Author Archives: SteelOrbis
Merger and acquisition activity is rarely very exciting—larger companies snapping up smaller companies or competitors to expand their reach or negotiations between two companies during times of financial trouble is nothing new, especially in the steel industry.
This certainly has been a difficult year for most industries and the steel sector is no exception. The first half of 2011 seemed to prove you right and I was about to eat my words, but the second half of the year unfortunately proved me right. I must admit that sometimes I hate to be right, but so be it. The economies in the US and in Europe positively buckled under the debt load and a lot of other economies have either stalled or are on the verge of doing so.
Naci Aslan, Chairman of the Executive Board at ICDAS, shares his sentiments about the current rebar market with SteelOrbis Istanbul.
For the most part, positivity overflowed at the 6th annual SteelOrbis Turkish Steel Market Conference in Istanbul on November 18, 2011, which kicked off with a presentation by Dr. Veysel Yayan, General Secretary of the Turkish Iron and Steel Producers’ Association.
Uğur Dalbeler, General Manager of Turkey-based Çolakoğlu Metalurji AŞ and Chairman of IREPAS, discussed his high hopes for the Turkish steel market with SteelOrbis Istanbul during the fall SteelOrbis conference and IREPAS meeting.
Sergei Kuznetsov, CEO of Severstal North America, talks with SteelOrbis Americas about forecasts for the US flat and coated market, as well as reasons why his company is prepared for both the best and worst economic conditions.

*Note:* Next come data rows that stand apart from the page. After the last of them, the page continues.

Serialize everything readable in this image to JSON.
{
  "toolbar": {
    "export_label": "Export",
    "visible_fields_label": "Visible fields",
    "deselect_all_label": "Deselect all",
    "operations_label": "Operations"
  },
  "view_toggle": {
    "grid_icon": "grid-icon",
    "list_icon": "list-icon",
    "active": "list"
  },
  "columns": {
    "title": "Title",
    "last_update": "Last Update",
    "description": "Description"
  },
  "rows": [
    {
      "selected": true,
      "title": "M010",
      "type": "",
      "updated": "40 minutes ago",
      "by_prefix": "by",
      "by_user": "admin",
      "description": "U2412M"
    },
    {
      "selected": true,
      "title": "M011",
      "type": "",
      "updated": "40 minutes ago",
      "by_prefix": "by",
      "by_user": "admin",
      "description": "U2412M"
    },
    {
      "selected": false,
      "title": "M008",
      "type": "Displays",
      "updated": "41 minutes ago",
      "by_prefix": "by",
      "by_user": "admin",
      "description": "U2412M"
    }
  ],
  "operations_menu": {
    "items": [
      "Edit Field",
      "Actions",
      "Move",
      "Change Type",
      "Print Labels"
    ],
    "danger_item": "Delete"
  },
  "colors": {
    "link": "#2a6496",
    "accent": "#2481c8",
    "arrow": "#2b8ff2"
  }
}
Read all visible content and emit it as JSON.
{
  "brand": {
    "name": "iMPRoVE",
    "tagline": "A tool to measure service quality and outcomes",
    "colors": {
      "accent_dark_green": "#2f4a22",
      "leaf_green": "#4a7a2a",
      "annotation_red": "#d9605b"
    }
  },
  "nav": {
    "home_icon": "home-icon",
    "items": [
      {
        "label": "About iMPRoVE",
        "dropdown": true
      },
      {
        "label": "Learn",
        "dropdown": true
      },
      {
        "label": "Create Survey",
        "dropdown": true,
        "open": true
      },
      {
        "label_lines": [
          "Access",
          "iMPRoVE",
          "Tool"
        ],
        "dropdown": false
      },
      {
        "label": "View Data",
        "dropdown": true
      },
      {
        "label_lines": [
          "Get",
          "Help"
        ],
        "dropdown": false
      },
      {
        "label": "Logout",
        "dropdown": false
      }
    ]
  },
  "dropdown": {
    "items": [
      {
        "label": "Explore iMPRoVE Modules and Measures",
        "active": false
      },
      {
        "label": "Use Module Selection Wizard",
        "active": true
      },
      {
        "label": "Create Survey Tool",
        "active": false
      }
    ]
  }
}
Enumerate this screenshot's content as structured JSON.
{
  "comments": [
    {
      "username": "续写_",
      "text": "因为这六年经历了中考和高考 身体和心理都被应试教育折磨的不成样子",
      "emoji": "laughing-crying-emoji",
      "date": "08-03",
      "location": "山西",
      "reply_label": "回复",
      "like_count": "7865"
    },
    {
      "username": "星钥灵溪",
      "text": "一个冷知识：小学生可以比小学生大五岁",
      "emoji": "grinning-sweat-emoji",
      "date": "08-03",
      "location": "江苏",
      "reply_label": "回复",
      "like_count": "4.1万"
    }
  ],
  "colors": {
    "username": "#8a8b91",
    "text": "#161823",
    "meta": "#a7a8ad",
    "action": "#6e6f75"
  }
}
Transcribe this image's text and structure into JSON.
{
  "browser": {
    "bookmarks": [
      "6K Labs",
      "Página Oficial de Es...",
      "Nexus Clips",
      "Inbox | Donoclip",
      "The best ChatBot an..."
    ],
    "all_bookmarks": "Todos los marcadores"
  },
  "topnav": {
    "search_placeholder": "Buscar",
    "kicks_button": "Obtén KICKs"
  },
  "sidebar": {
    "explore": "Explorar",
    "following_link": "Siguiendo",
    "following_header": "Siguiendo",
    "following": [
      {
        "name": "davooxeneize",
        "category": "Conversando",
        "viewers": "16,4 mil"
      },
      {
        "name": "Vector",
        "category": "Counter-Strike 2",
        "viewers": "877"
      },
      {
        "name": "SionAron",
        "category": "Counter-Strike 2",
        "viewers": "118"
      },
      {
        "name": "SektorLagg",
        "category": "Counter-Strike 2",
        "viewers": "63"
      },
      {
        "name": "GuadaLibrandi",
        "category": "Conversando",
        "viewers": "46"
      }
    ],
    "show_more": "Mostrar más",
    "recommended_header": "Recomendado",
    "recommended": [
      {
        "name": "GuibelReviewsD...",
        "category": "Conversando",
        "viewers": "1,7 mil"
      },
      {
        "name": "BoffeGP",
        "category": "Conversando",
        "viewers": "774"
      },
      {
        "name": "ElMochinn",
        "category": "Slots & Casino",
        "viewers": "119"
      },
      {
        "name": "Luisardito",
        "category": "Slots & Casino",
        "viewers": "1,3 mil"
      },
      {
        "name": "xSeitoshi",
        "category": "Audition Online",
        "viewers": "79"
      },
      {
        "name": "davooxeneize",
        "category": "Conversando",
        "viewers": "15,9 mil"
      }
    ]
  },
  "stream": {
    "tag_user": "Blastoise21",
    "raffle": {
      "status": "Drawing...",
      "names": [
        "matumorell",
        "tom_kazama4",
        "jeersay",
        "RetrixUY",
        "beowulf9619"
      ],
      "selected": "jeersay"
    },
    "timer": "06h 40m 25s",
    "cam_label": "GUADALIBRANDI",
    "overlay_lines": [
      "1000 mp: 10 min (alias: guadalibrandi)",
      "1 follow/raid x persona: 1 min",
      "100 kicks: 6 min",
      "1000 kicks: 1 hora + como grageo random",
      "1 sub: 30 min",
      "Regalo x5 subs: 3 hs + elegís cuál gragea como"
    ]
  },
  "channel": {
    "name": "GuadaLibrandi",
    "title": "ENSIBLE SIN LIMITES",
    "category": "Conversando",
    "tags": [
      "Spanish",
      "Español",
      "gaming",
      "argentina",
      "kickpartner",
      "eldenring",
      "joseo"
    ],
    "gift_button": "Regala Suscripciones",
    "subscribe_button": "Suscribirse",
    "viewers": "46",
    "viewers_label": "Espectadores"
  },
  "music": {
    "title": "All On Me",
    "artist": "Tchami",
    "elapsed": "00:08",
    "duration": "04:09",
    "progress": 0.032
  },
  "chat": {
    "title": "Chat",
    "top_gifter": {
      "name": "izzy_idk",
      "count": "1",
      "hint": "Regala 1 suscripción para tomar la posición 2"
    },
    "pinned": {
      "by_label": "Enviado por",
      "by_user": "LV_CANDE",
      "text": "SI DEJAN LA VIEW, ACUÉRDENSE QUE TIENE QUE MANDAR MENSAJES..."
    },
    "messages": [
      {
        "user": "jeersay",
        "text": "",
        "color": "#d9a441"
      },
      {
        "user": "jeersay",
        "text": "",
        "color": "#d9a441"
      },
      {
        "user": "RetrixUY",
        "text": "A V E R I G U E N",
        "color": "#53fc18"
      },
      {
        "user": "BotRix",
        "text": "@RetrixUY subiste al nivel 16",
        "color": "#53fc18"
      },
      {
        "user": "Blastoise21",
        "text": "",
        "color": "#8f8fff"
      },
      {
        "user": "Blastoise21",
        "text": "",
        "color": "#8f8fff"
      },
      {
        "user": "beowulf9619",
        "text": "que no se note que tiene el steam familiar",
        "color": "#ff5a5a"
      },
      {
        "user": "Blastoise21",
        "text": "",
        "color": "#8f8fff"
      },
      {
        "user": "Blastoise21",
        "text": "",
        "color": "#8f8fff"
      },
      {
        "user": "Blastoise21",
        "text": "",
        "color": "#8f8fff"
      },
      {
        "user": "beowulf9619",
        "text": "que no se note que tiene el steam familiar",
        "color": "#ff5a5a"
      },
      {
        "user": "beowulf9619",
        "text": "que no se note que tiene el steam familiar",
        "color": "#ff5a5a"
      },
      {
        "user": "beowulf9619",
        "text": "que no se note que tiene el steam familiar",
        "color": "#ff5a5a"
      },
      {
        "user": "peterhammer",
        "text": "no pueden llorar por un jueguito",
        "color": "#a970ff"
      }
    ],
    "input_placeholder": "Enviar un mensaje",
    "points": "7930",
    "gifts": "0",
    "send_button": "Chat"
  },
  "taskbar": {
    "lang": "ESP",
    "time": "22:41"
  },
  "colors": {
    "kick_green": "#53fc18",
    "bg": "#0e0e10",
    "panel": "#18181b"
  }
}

Steel fabrication has come a long way from the forges of medieval blacksmiths. While some steel-related sectors still have stuck to their basic historical roots (iron ore is still melted and mixed with carbon to form steel, even though the furnaces have vastly improved), the industrial revolution, the technology boom, and the blending of computer […]
Wherever you look, you’ll see crisis after crisis. Economies in Europe and the US are stalling and some are even on the brink of another downturn. Add to that the enormous amount of debt burdening the US and the Eurozone and you can easily see that the next economic meltdown is just around the corner.